The other day we got the shock of our life when we received our monthly water bill here in Ouagadougou. Normally we pay between 3,000 – 6,000 FCFA (about $6-$12). But this time, our bill was for 90,000 FCFA (nearly $200)!!!

Checking past bills, I noted that the number for the water meter reading had not changed since July of last year! However, each month, we were charged for a reasonable amount of water. Where they got that number from, I don't know, unless it was based on past usage patterns. However, just to be sure, I checked with our neighbours to make sure they didn’t have a hidden swimming pool in their part of the house somewhere… and then I questioned our guards to determine if they had a little business of selling water to neighbours on the side… Nope.

Finally, I decided to go and have a look at the water meter itself. Imagine my surprise to discover that it was quite impossible to read! There was so much condensation on the inside of the glass that the numbers on the counter could not be seen enough to even guess at what they might be. Which might explain why the meter reading number never changed for the past 6 months, right?

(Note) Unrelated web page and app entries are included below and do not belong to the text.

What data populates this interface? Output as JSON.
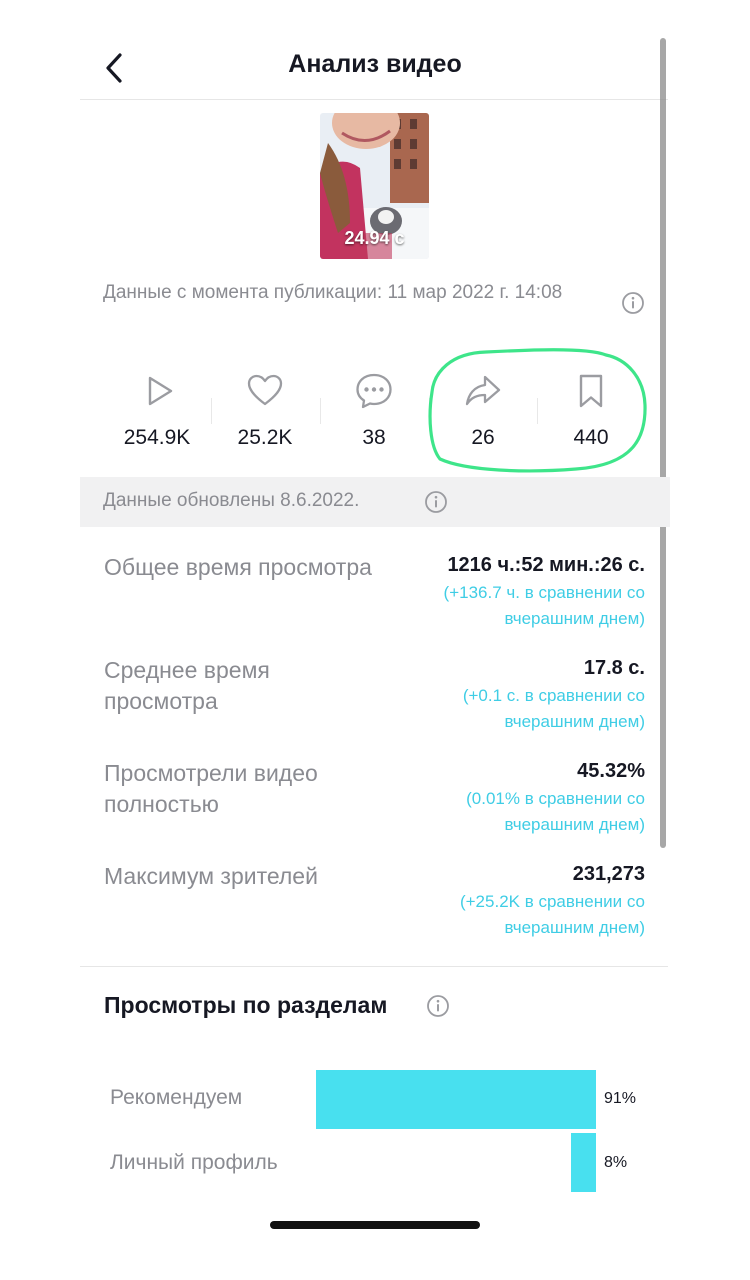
{
  "header": {
    "title": "Анализ видео"
  },
  "video": {
    "duration": "24.94 с"
  },
  "published_text": "Данные с момента публикации: 11 мар 2022 г. 14:08",
  "stats": [
    {
      "icon": "play-icon",
      "value": "254.9K"
    },
    {
      "icon": "heart-icon",
      "value": "25.2K"
    },
    {
      "icon": "comment-icon",
      "value": "38"
    },
    {
      "icon": "share-icon",
      "value": "26"
    },
    {
      "icon": "bookmark-icon",
      "value": "440"
    }
  ],
  "updated_text": "Данные обновлены 8.6.2022.",
  "metrics": [
    {
      "label": "Общее время просмотра",
      "value": "1216 ч.:52 мин.:26 с.",
      "cmp1": "(+136.7 ч. в сравнении со",
      "cmp2": "вчерашним днем)"
    },
    {
      "label": "Среднее время просмотра",
      "value": "17.8 с.",
      "cmp1": "(+0.1 с. в сравнении со",
      "cmp2": "вчерашним днем)"
    },
    {
      "label": "Просмотрели видео полностью",
      "value": "45.32%",
      "cmp1": "(0.01% в сравнении со",
      "cmp2": "вчерашним днем)"
    },
    {
      "label": "Максимум зрителей",
      "value": "231,273",
      "cmp1": "(+25.2K в сравнении со",
      "cmp2": "вчерашним днем)"
    }
  ],
  "sections": {
    "title": "Просмотры по разделам",
    "items": [
      {
        "label": "Рекомендуем",
        "pct_label": "91%",
        "fraction": 0.91
      },
      {
        "label": "Личный профиль",
        "pct_label": "8%",
        "fraction": 0.08
      }
    ]
  },
  "colors": {
    "accent": "#48e0ef",
    "cmp_text": "#3fcde5",
    "highlight": "#3ee58a"
  }
}
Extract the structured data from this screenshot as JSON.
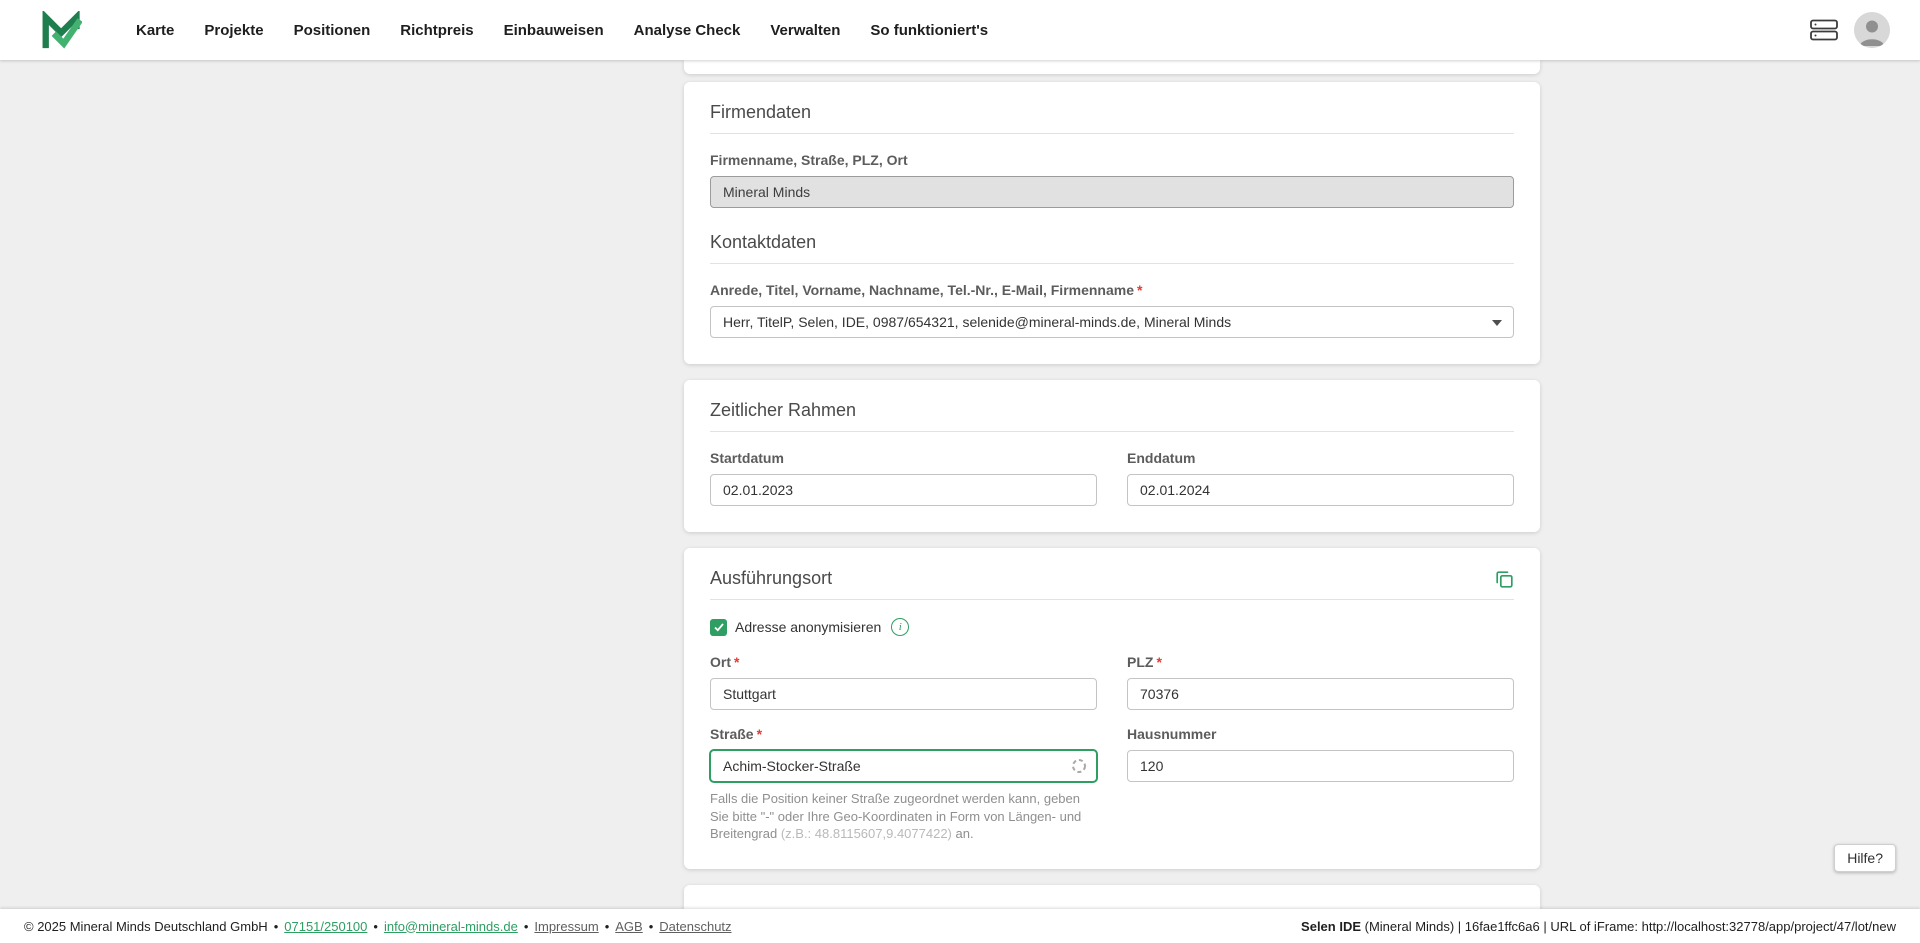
{
  "nav": {
    "items": [
      "Karte",
      "Projekte",
      "Positionen",
      "Richtpreis",
      "Einbauweisen",
      "Analyse Check",
      "Verwalten",
      "So funktioniert's"
    ]
  },
  "required_marker": "*",
  "cards": {
    "firmendaten": {
      "title": "Firmendaten",
      "address_label": "Firmenname, Straße, PLZ, Ort",
      "address_value": "Mineral Minds",
      "kontakt_title": "Kontaktdaten",
      "kontakt_label": "Anrede, Titel, Vorname, Nachname, Tel.-Nr., E-Mail, Firmenname",
      "kontakt_value": "Herr, TitelP, Selen, IDE, 0987/654321, selenide@mineral-minds.de, Mineral Minds"
    },
    "zeitlicher_rahmen": {
      "title": "Zeitlicher Rahmen",
      "startdatum_label": "Startdatum",
      "startdatum_value": "02.01.2023",
      "enddatum_label": "Enddatum",
      "enddatum_value": "02.01.2024"
    },
    "ausfuehrungsort": {
      "title": "Ausführungsort",
      "anonymize_label": "Adresse anonymisieren",
      "ort_label": "Ort",
      "ort_value": "Stuttgart",
      "plz_label": "PLZ",
      "plz_value": "70376",
      "strasse_label": "Straße",
      "strasse_value": "Achim-Stocker-Straße",
      "hausnummer_label": "Hausnummer",
      "hausnummer_value": "120",
      "hint_text": "Falls die Position keiner Straße zugeordnet werden kann, geben Sie bitte \"-\" oder Ihre Geo-Koordinaten in Form von Längen- und Breitengrad ",
      "hint_example": "(z.B.: 48.8115607,9.4077422)",
      "hint_suffix": " an."
    }
  },
  "help_button_label": "Hilfe?",
  "footer": {
    "copyright": "© 2025 Mineral Minds Deutschland GmbH",
    "separator": "•",
    "phone": "07151/250100",
    "email": "info@mineral-minds.de",
    "impressum": "Impressum",
    "agb": "AGB",
    "datenschutz": "Datenschutz",
    "app_name": "Selen IDE",
    "app_info": " (Mineral Minds) | 16fae1ffc6a6 | URL of iFrame: http://localhost:32778/app/project/47/lot/new"
  },
  "icons": {
    "info": "i"
  },
  "colors": {
    "accent_green": "#2e9e63",
    "required_red": "#e53935"
  }
}
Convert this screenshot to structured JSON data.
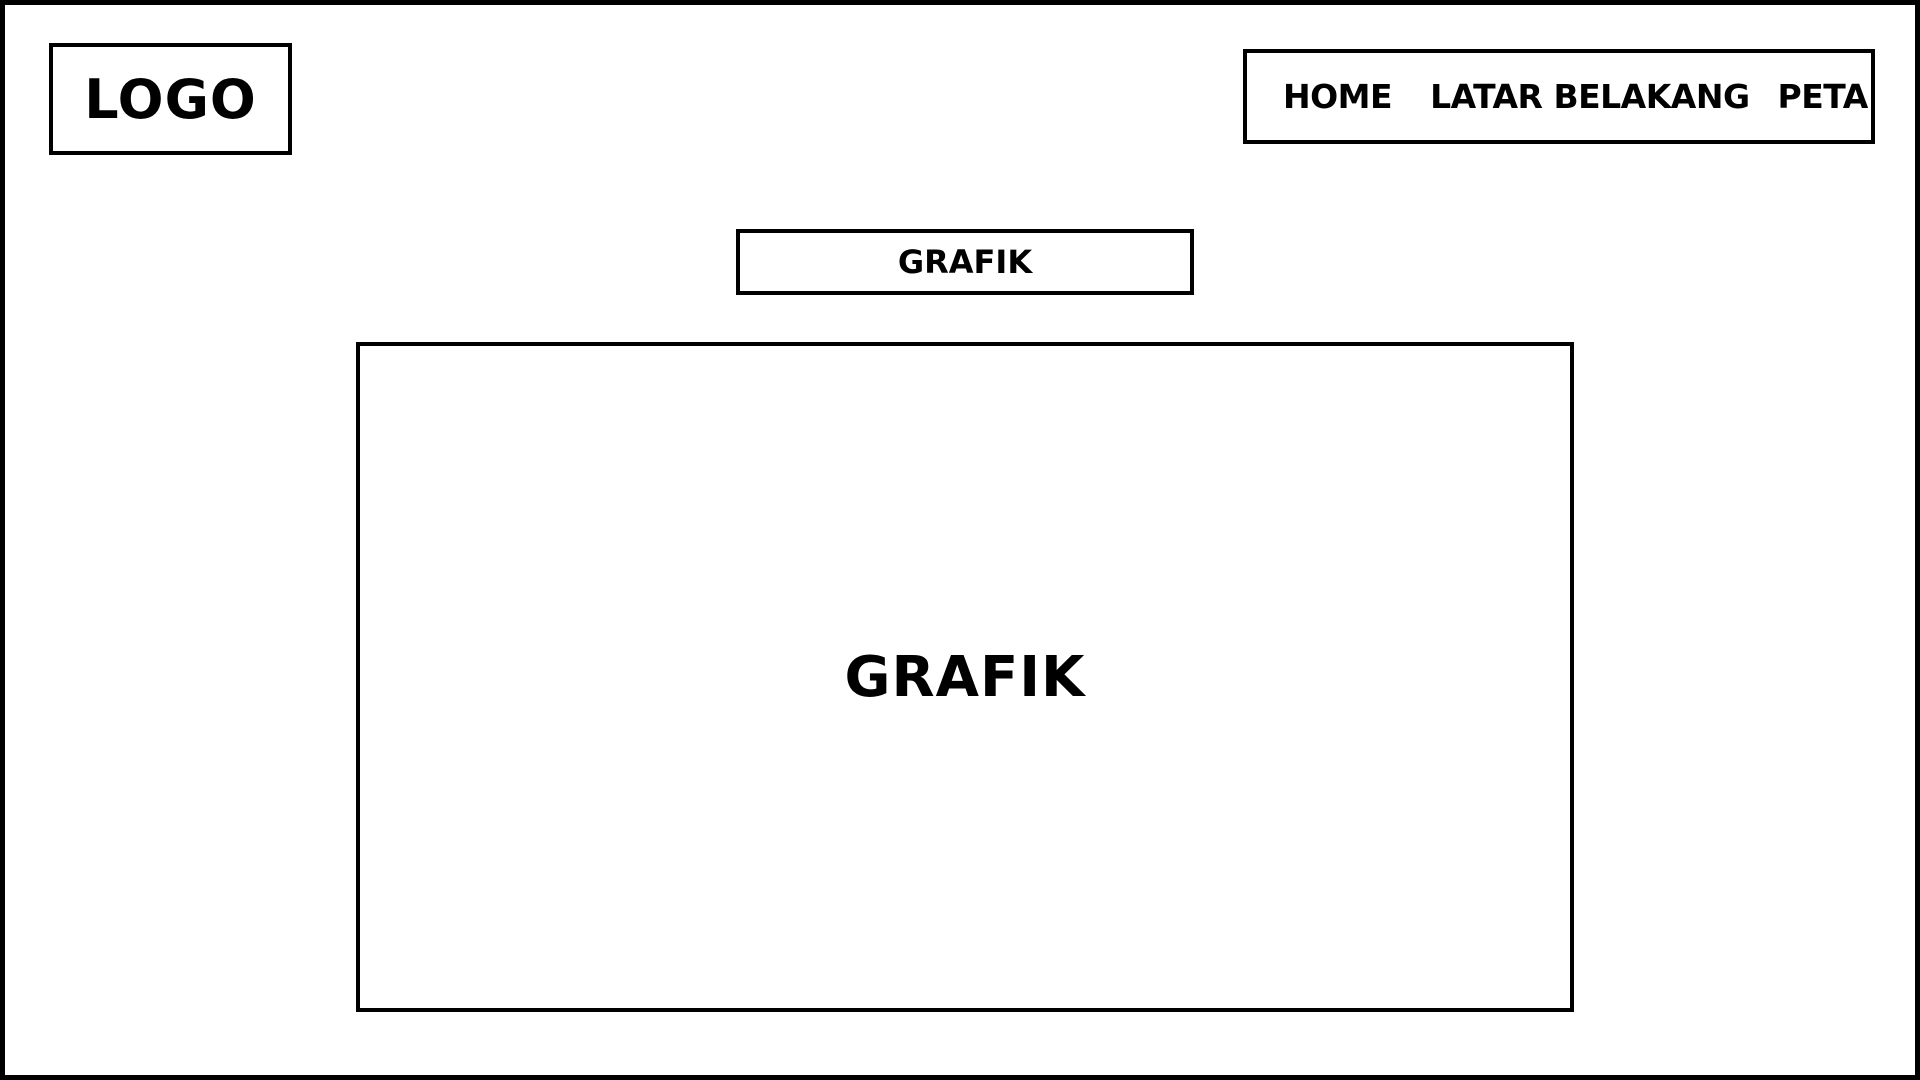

Then, suddenly, on our most recent bill, the number did change… significantly enough to put our water usage rate into the highest category (which is 10 times higher than the normal rate we pay). They must have pulled this number out of the air because there was no way they could read the meter.

I mentioned this to a Burkinabè colleague at work. To my surprise, he immediately pulled out his water bill to show me that he, who receives a monthly income of under $100, had just been billed for nearly $375! I soon discovered that the national water utility was doing this all over the city. And of course, people were going in to complain. Which is exactly what my colleague did. I waited to see what would happen with him before lodging my own complaint.

His bill was cut down to about $70, payable in four easy instalments. But no justification was given for this amount (It sounds like a creative income-generating project to me! Charge an absurd amount, and then cut it down significantly when people come in to complain. Most will probably be so relieved and thankful that they’ll willing pay the reduced amount :) So he decided to call a friend of his who worked at the utility and told him about both our cases (everything works on relationships here in Burkina) His friend said he could help us get this straightened out properly. My colleague is down at the utility with him this morning. I’ll let you know what happens :P

1 comment:

Laura Dun said...

I eagerly await the next installment!